The battle began at about 9 am on 14 October and lasted all day, but while a broad outline is known, the exact events are obscured by contradictory accounts in the sources. Although the numbers on each side were about equal, William had both cavalry and infantry, including many archers, while Harold had only foot soldiers and few, if any, archers. The English soldiers formed up as a shield wall along the ridge and were at first so effective that William's army was thrown back with heavy casualties. Some of William's Breton troops panicked and fled, and some of the English troops appear to have pursued the fleeing Bretons until they themselves were attacked and destroyed by Norman cavalry. During the Bretons' flight, rumours swept through the Norman forces that the duke had been killed, but William succeeded in rallying his troops. Two further Norman retreats were feigned, to once again draw the English into pursuit and expose them to repeated attacks by the Norman cavalry. The available sources are more confused about events in the afternoon, but it appears that the decisive event was Harold's death, about which differing stories are told. William of Jumièges claimed that Harold was killed by the duke. The Bayeux Tapestry has been claimed to show Harold's death by an arrow to the eye, but that may be a later reworking of the tapestry to conform to 12th-century stories in which Harold was slain by an arrow wound to the head.

Harold's body was identified the day after the battle, either through his armour or marks on his body. The English dead, who included some of Harold's brothers and his housecarls, were left on the battlefield. Gytha, Harold's mother, offered the victorious duke the weight of her son's body in gold for its custody, but her offer was refused. William ordered that Harold's body was to be thrown into the sea, but whether that took place is unclear. Waltham Abbey, which had been founded by Harold, later claimed that his body had been secretly buried there.

 

 

 

 

DOMESDAY (DOOMSDAY) BOOK

 

At Christmas 1085, William ordered the compilation of a survey of the landholdings held by himself and by his vassals throughout his kingdom, organised by counties. It resulted in a work now known as the Domesday Book. The listing for each county gives the holdings of each landholder, grouped by owners. The listings describe the holding, who owned the land before the Conquest, its value, what the tax assessment was, and usually the number of peasants, ploughs, and any other resources the holding had. Towns were listed separately. All the English counties south of the River Tees and River Ribble are included, and the whole work seems to have been mostly completed by 1 August 1086, when the Anglo-Saxon Chronicle records that William received the results and that all the chief magnates swore the Salisbury Oath, a renewal of their oaths of allegiance. William's exact motivation in ordering the survey is unclear, but it probably had several purposes, such as making a record of feudal obligations and justifying increased taxation.

 

 

DoomsDay Book great survey England

 

DESCRIPTION OF ENGLAND - The Domesday Book was commissioned in December 1085 by William the Conqueror, who invaded England in 1066 at Hastings in East Sussex. The first draft was completed in August 1086 and contained records for 13,418 settlements in the English counties south of the rivers Ribble and Tees (the border with Scotland at the time).

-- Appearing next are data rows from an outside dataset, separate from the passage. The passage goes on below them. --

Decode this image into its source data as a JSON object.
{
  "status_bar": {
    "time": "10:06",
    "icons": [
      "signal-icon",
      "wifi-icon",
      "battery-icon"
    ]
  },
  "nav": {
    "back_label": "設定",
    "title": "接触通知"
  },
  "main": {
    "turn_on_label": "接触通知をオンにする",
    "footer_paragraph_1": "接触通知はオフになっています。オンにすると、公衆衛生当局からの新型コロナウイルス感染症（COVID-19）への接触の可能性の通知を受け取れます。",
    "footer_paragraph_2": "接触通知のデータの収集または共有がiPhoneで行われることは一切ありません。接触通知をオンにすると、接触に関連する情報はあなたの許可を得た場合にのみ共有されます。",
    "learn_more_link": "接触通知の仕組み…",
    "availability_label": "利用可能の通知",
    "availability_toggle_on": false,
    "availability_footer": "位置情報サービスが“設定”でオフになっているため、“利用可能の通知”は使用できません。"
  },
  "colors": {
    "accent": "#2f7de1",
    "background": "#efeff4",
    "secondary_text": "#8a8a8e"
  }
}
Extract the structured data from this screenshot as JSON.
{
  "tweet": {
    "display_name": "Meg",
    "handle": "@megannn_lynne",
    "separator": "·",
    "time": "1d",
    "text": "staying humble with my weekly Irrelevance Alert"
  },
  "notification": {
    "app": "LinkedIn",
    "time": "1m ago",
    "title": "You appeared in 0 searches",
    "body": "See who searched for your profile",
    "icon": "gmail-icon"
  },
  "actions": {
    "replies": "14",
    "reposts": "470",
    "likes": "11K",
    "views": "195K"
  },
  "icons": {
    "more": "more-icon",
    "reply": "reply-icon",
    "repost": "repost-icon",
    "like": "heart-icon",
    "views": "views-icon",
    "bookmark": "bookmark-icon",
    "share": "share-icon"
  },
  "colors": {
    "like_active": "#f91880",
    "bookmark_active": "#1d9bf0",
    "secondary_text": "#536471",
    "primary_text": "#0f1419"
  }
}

The original Domesday Book has survived over 900 years of English history and is currently housed in a specially made chest at The National Archives in Kew, London. This site has been set up to enable visitors to discover the history of the Domesday Book, to give an insight into life at the time of its compilation, and provide information and links on related topics. The Domesday Book is as important as the Magna Carta in the passage of British law to create a true Democracy. That will never happen until the rules by which we are governed are cast in stone in a Written Constitution, where the full force of the Law is available to every man, woman and child.

 

 

LINKS & REFERENCE

 

http://www.english-heritage.org.uk/

 

 

 

 

 

 

Copyright © Horse Sanctuary Trust 2019.